Eastern Phoebes have become so well known for four building nests on the eaves of houses, on porches, in barns, on bridges and on many other man-made structures it may be a bit hard to imagine where they built their nests before European settlement of North America. Recently, Warren King, Carol Ramsayer and myself had the opportunity to see first hand the type of place they might have used back then while walking a property in Salisbury.

As we walked we heard a Phoebe calling and as we got closer, I spotted one hop up on a branch with nesting material in its bill. Then I watched it as it carried that material up to a sheltered spot in an outcropping of rock ledge and applied it to the beginnings of a nest. As the female did this work, her mate stood sentinel above in tree keeping an eye out for danger.

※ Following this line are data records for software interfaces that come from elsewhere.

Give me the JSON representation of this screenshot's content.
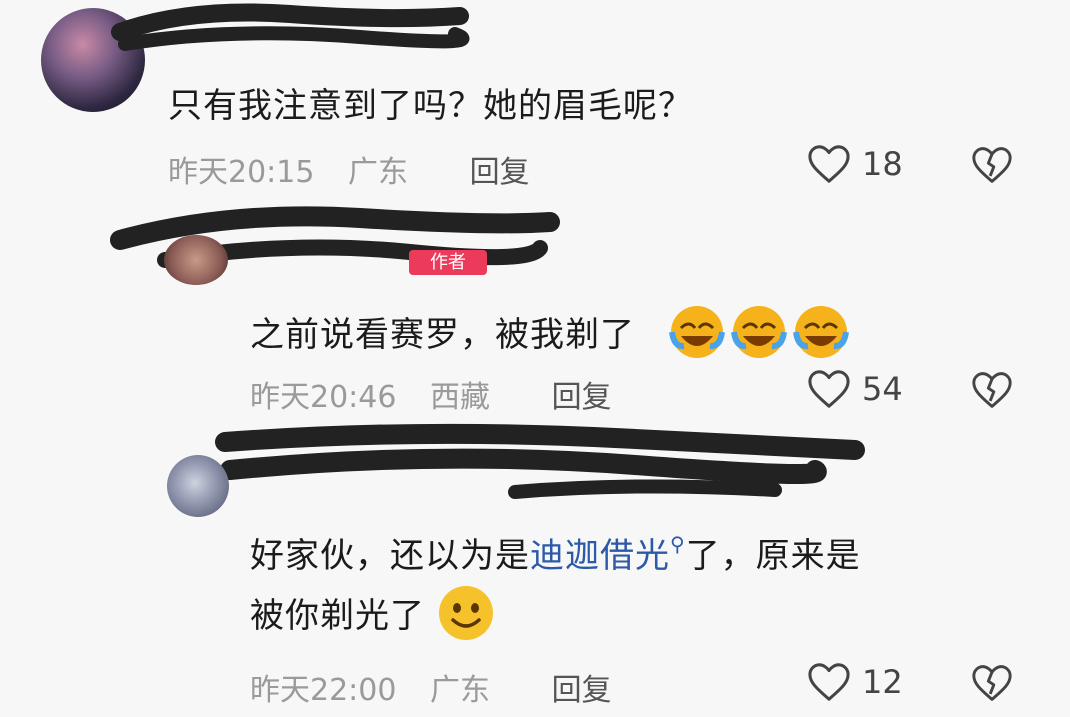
{
  "comments": [
    {
      "text": "只有我注意到了吗？她的眉毛呢？",
      "time": "昨天20:15",
      "location": "广东",
      "reply_label": "回复",
      "likes": "18"
    },
    {
      "badge": "作者",
      "text": "之前说看赛罗，被我剃了",
      "time": "昨天20:46",
      "location": "西藏",
      "reply_label": "回复",
      "likes": "54"
    },
    {
      "text_pre": "好家伙，还以为是",
      "link": "迪迦借光",
      "text_post": "了，原来是",
      "text_line2": "被你剃光了",
      "time": "昨天22:00",
      "location": "广东",
      "reply_label": "回复",
      "likes": "12"
    }
  ],
  "icons": {
    "like": "heart-outline-icon",
    "dislike": "broken-heart-icon",
    "search": "search-icon",
    "emoji_laugh": "laughing-crying-emoji",
    "emoji_smile": "smiling-emoji"
  },
  "colors": {
    "link": "#2d5aa8",
    "badge": "#ec3a5b",
    "meta": "#9a9a9a"
  }
}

When we watched this happening five days ago the nest was nothing but mud daubed on rock, but when I returned to look at it again today, it was a complete cup covered with a camouflaging layer of moss that makes much more sense on a rock ledge than it might on the side of a house.

– Ron Payne